Besides checking for ripeness, how much time do you spend thinking about garden tomatoes or those for sale at the market? If you’re like me, not much.
Years back, I learned colonial Americans considered tomatoes poisonous so though gardeners grew them ornamentally, they didn’t eat them. Recently, this factoid drove me down a tomato rabbit hole after my daughter and I disagreed on when Americans first welcomed tomatoes as food rather than décor.
Once I started reading, I couldn’t quit, and here you’ll find some of my discoveries.
Tomatoes are a New World plant in the nightshade family that scientists think first started in the Andes about 80,000 years ago. Since no one now alive actually saw those vines and fruits, they can only speculate.
Researchers suggest those ancient orbs grew to about cherry tomato size and may have been yellow or orange in color. Somehow (it’s disputed), some seeds found their way to Meso America somewhere between northern Costa Rica and Mexico. Ancient gardeners then cultivated what they called tomatl in their Nahuatl language.

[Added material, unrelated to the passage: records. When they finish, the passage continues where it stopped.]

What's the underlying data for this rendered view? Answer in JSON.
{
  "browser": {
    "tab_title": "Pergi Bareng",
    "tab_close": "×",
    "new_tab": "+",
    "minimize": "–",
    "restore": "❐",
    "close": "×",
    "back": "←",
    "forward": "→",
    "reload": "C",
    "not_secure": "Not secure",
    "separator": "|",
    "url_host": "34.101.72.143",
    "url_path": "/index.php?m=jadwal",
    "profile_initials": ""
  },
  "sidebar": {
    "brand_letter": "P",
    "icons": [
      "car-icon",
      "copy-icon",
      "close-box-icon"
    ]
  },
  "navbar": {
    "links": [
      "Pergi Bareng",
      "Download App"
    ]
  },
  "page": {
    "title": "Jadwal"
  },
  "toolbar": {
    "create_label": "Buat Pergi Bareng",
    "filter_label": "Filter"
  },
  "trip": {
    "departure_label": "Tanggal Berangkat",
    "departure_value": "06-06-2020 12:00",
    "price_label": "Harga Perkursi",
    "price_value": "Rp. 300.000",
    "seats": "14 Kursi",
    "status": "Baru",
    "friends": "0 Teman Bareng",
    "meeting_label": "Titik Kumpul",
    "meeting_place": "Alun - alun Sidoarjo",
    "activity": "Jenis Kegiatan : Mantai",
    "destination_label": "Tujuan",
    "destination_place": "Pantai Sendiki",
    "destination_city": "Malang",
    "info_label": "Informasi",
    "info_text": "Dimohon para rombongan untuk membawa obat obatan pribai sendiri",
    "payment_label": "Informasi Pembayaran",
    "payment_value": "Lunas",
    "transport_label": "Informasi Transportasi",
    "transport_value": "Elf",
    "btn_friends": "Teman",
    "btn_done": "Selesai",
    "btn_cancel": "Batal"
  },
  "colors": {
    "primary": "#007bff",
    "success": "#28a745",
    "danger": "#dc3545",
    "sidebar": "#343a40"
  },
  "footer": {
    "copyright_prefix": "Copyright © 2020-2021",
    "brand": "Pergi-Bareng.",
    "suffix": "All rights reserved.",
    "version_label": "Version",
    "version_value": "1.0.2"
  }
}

Additionally, they grew peppers, also in the nightshade family. Apparently, eating either one didn’t harm the population, which I’m guessing contributed to the development of salsa.
When conquistador Cortes returned to the Old World following his foray into Aztec-controlled Mexico, he introduced tomato seeds to a climate where they thrived. Southern Europeans enjoyed this new flavor sensation.
Unfortunately, once tomatoes made their way to England, they gained a bad rap as a poison.
While some blamed the plant’s nightshade connection, modern scientists attribute resulting illness to the use of pewter plates, once popular in Great Britain. Acidic tomatoes leached lead from them, triggering toxic levels in those who ate from them regularly. As a result, southern Europeans developed plenty of tomato dishes while, in general, the English didn’t.
Brits transferred their food prejudice across the Atlantic via adventuresome settlers.
Ironically or maybe expectedly, folks who settled the South happily consumed tomato-based recipes.
New Englanders continued to reject what they called poison apples til the mid-1800s when savvy seed and food salesmen publicly demonstrated they could devour quantities of this questionable ingredient without ill effect.
The Civil War accelerated acceptance. Canneries boomed during those difficult years, and tomatoes canned well. Interestingly, that led to a tomato-generated Supreme Court decision two decades later.
The 1883 Tariff Act imposed duties on imported veggies but not on fruits. Clever entrepreneurs responsible for canning those plump orbs focused on the fact they were botanically fruits, not veggies, depriving the government of taxable income.
In response, tax collectors argued they functioned as vegetables and thus should be taxed.
In 1893, the Supreme Court settled the argument. In a
9-0 decision, the Bench determined that though they classified botanically as fruits, people ate them with meals and not as dessert. As a result, local economies taxed them as vegetables based on the Nix vs. Hedden decision.
No wonder people still fuss over the fruit vs. veggie classification.
Next time you water your tomatoes or pick them for salad or salsa, keep in mind this popular produce’s complicated history.
It started in the New World, established itself in the Old World, returned to the New World with a wonky reputation, and then forced a Supreme Court Decision in 1893 that still stands. Oh, and savvy entrepreneur Joseph Campbell popularized canned condensed tomato soup in 1897.
How many cans do you have in your pantry?
Karen Madorin is a retired teacher, writer, photographer, outdoors lover, and sixth-generation Kansan.